How Do Partisan Votes Translate Into Partisan Seats?
One approach to measuring the impact of gerrymandering (arguably the most direct) is to compare voters cast for candidates of each party and compare them to the number of seats won and is called the Gallagher Index. (New Zealand provides a mix of single member district and proportional representation to mitigate gerrymandering incentives and keep the Gallagher Index low). Another similar index is the Sainte-Laguë method which is closely related to the Pearson's chi-squared test.

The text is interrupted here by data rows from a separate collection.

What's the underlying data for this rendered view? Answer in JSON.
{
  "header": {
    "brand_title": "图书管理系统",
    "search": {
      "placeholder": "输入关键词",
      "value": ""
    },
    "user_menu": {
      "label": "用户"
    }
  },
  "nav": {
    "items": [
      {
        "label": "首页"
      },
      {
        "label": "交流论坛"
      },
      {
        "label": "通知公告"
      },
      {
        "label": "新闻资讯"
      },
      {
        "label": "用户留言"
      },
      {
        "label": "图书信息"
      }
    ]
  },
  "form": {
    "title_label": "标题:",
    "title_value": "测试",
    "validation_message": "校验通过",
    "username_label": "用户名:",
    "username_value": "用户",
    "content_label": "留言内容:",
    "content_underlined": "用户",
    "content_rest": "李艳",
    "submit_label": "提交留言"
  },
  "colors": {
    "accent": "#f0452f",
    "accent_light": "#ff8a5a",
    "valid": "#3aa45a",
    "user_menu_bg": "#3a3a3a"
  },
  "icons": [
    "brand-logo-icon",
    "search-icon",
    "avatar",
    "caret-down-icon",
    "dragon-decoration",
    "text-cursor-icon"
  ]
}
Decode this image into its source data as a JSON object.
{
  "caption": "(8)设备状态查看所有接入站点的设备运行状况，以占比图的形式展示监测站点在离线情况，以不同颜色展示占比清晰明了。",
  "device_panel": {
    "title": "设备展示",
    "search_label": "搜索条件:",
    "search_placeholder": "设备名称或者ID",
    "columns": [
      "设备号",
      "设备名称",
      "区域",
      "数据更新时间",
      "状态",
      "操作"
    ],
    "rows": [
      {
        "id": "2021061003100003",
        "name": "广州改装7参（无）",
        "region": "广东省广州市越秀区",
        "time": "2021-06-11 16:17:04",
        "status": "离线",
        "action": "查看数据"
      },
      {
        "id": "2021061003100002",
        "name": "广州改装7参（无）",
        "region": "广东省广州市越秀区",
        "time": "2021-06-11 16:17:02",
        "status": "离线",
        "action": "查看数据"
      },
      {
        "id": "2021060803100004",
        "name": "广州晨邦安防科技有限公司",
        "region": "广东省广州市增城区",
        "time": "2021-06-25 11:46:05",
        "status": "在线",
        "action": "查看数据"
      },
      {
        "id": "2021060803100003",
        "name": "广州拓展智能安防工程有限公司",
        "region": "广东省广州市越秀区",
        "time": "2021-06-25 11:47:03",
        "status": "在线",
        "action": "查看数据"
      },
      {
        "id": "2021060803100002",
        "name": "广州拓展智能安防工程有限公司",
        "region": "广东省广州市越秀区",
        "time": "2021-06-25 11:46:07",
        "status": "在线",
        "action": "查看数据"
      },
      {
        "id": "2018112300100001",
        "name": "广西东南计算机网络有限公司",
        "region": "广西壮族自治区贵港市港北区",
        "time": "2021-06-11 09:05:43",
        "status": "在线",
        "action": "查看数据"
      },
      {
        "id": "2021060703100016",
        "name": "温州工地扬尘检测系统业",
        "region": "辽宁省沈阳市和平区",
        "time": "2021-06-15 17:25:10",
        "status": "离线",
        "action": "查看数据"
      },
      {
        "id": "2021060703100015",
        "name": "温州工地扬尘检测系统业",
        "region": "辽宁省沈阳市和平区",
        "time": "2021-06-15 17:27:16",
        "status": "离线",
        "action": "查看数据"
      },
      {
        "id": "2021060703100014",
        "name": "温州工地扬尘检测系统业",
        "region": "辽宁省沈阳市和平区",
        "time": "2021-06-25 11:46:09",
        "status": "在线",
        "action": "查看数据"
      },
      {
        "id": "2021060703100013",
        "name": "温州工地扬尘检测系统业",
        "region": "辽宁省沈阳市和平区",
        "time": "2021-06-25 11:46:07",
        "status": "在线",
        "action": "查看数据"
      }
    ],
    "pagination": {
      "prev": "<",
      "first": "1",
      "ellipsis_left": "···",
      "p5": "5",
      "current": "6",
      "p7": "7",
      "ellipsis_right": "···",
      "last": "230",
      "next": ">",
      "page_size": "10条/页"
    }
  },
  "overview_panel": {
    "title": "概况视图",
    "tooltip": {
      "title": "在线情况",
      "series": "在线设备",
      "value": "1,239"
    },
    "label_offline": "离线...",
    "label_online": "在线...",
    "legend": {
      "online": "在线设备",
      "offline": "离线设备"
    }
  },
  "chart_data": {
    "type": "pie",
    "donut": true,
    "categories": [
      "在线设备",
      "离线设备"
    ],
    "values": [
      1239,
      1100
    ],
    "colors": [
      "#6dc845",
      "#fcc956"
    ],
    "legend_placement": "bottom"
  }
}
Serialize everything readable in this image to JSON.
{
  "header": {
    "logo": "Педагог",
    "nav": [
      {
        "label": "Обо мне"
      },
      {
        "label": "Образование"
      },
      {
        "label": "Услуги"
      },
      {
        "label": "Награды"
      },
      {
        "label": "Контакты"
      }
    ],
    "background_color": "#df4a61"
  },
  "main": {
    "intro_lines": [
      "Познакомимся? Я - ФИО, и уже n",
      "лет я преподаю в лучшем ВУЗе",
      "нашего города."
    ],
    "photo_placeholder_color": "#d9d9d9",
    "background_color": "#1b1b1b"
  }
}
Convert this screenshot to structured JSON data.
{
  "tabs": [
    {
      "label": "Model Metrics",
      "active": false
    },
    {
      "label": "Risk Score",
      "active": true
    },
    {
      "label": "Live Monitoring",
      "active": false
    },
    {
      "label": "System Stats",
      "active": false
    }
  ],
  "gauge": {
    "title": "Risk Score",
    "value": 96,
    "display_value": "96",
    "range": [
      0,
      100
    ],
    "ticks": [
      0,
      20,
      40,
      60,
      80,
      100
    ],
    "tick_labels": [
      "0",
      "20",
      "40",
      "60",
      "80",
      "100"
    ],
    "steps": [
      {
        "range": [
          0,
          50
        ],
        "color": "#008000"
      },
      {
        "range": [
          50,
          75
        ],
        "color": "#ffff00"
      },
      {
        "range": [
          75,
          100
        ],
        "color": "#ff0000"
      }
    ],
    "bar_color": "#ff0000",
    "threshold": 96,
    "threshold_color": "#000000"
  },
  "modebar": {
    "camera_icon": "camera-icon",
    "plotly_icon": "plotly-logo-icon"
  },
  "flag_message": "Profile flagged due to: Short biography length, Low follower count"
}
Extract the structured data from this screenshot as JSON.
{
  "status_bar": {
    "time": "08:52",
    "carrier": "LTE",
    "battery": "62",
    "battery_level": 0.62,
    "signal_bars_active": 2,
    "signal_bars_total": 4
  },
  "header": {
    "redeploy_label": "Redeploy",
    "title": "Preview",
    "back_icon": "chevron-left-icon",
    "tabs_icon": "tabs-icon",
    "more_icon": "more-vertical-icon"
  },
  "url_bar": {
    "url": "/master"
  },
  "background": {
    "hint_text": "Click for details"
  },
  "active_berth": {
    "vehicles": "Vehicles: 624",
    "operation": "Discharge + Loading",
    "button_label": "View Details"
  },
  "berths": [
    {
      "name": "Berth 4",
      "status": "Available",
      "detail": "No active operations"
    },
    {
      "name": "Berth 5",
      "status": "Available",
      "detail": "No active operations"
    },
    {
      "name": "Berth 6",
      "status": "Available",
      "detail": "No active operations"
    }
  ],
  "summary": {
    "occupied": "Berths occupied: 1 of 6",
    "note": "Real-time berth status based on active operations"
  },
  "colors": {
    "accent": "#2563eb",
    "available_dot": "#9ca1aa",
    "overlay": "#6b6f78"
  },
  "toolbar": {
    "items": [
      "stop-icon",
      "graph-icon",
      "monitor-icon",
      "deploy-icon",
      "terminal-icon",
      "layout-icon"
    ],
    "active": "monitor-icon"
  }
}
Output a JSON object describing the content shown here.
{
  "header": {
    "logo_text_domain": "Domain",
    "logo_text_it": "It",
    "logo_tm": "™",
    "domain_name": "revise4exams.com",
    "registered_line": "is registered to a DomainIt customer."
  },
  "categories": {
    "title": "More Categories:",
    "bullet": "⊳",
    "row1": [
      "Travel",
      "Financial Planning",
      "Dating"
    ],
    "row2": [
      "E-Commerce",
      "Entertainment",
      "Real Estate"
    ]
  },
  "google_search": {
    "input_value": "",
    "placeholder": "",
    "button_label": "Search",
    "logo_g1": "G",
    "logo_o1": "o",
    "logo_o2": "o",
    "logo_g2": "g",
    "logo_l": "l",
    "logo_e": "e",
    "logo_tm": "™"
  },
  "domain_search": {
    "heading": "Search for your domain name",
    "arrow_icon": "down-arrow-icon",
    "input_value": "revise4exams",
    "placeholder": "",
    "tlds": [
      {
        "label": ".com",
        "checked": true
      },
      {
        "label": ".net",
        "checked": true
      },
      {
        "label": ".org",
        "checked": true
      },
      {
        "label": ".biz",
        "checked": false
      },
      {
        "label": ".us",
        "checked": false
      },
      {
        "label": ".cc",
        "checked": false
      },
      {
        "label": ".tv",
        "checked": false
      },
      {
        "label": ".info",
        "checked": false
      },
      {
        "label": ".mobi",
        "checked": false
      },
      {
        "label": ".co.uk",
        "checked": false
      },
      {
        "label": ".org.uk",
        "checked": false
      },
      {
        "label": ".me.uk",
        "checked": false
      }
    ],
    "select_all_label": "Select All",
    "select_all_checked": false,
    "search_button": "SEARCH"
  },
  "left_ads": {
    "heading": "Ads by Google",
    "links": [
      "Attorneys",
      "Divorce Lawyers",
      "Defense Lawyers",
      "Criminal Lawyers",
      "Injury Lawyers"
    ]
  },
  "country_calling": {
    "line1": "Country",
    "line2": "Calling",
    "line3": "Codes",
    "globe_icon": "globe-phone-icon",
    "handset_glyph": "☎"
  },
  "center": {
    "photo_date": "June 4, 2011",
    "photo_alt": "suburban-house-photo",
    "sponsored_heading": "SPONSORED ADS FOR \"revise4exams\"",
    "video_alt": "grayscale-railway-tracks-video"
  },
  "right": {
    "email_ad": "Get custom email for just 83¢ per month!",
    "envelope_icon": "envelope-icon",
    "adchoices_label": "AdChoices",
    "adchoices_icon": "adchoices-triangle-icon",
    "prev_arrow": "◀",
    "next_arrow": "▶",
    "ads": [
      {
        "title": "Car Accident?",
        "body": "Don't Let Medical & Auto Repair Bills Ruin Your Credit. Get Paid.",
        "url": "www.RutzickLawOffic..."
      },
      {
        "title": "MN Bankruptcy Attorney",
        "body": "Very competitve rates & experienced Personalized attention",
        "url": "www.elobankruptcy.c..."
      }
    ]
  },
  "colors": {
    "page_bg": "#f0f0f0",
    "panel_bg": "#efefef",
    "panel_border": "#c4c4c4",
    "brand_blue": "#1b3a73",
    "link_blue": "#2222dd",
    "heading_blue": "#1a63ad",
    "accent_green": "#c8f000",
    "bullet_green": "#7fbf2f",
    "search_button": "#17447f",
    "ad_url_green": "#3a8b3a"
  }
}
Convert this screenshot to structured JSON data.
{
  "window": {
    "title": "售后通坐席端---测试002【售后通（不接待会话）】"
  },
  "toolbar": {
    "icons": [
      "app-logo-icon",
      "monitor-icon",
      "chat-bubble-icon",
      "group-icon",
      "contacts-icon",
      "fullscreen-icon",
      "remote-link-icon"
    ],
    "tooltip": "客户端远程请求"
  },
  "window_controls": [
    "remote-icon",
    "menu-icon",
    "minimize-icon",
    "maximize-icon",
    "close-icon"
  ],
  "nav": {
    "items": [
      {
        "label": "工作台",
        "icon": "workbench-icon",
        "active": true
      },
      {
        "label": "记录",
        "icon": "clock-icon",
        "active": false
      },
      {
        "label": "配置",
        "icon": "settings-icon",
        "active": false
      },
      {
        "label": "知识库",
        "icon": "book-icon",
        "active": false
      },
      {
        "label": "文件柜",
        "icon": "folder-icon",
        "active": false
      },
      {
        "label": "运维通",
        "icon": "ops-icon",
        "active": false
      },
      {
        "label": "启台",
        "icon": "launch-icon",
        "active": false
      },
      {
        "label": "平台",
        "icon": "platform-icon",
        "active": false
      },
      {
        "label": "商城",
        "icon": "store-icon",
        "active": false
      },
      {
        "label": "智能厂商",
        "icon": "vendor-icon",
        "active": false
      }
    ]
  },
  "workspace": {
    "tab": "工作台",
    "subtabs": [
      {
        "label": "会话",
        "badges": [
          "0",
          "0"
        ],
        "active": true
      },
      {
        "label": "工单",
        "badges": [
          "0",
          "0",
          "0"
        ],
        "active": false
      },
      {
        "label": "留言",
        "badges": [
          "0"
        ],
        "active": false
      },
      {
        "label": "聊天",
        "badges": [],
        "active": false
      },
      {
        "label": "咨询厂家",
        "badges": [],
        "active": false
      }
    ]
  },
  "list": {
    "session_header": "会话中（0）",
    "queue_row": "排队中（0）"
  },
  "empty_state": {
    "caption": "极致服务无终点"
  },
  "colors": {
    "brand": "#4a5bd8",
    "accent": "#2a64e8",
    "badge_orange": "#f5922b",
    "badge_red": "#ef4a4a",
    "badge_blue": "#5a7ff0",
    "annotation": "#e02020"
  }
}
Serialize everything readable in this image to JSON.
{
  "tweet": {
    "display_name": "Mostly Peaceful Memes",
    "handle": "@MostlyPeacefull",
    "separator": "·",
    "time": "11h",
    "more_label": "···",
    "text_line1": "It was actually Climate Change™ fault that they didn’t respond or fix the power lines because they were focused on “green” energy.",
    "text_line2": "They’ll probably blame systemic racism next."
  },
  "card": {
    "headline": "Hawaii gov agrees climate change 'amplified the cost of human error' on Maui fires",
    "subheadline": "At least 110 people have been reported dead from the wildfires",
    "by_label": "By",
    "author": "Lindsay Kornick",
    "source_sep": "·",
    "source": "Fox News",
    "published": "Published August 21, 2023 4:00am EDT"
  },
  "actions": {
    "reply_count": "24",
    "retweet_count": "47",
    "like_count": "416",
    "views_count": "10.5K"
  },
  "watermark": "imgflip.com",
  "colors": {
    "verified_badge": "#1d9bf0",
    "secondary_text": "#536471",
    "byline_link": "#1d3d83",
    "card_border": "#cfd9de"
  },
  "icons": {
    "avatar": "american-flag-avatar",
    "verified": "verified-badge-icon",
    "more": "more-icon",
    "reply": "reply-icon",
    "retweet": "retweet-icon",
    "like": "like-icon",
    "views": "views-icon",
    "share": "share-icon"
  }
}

One could use voter registration or previous detailed election results for some statewide partisan contest (e.g. the most recent elections for President or Governor) to measure new maps by this means in a hypothetical election conducted by this method.
Thus, when the electoral college chooses the candidate with a minority of the popular vote, particularly when the popular vote is not particularly close, there is gerrymandering as a result of how state lines are drawn by this measure. In the case of the electoral college, these disparities aren't common, but as the elections of 2000 and 2016 illustrate, they aren't particularly rare either.
The Efficiency Gap
A new measure relied upon in a new gerrymandering case in Wisconsin is the "efficiency gap":
Courts have generally agreed that some partisan advantage in redistricting is tolerable, in part because voters themselves are not spread equally across a state or district by party. But the plaintiffs in the case, 12 state Democrats represented by the Campaign Legal Center, had argued that the Wisconsin remapping was among the most sharply partisan in the nation.
Their lawsuit said that in the 2012 elections for the Assembly, Wisconsin Republicans won 48.6 percent of the two-party vote but took 61 percent of the Assembly’s 99 seats. A key question in Monday’s ruling, as in past challenges to redistricting, was whether that division was unacceptably partisan, a question that previous courts have stumbled over.
“Nobody has come up with a standard to measure constitutionality — how to distinguish between malevolent, evil partisanship that’s manipulative, versus the natural advantage one party might have as a result of where voters happened to live,” said Edward Foley, the director of the Election Law Project at Ohio State University’s Moritz College of Law.
In Monday’s ruling, the court was swayed by a new and simple mathematical formula to measure the extent of partisan gerrymandering, called the efficiency gap. The formula divides the difference between the two parties’ “wasted votes” — votes beyond those needed by a winning side, and votes cast by a losing side — by the total number of votes cast. When both parties waste the same number of votes, the result is zero — an ideal solution. But as a winning party wastes fewer and fewer votes than its opponent, its score rises.
A truly efficient gerrymander spreads a winning party’s votes so evenly over districts that very few votes are wasted. A review of four decades of state redistricting plans concluded that any party with an efficiency gap of 7 percent or more was likely to keep its majority during the 10 years before new districts were drawn.
In Wisconsin, experts testified, Republicans scored an efficiency gap rating of 11.69 percent to 13 percent in the first election after the maps were redrawn in 2011.
Some experts said the efficiency gap gives gerrymandering opponents their most promising chance yet to persuade a majority of the Supreme Court to limit partisan redistricting.
“It does almost exactly what Justice Kennedy said he was looking for back in the ’80s, a clear threshold for deciding what is acceptable,” said Barry C. Burden, the director of the Elections Research Center at the University of Wisconsin-Madison.Per the New York Times (November 21, 2016).
The Washington Post's Wonkblog, meanwhile, focuses on a formula that maximizes the compactness of districts without regard to the political inclinations of the people in those districts, which it illustrates comparing the current national congressional district map to one drawn to optimize the compactness of the districts.
But, it isn't clear how a compact district mandate would measure up in terms of gerrymandering impacts by other measures.
Interstate Partisan Competition
At the Congressional level, one theory that has been advocated in favor of not regulating gerrymandering at all, is that intense gerrymandering in blue states in favor of Democrats and intense gerrymandering in red states in favor of Republicans, on average, should balance out, maintaining a rough justice balance nationally without micromanaging the redistricting process in each individual state.
But, this approach works less well at the state level where state legislative districts are drawn by the same people who will be elected from those districts. There is no competition in that scenario.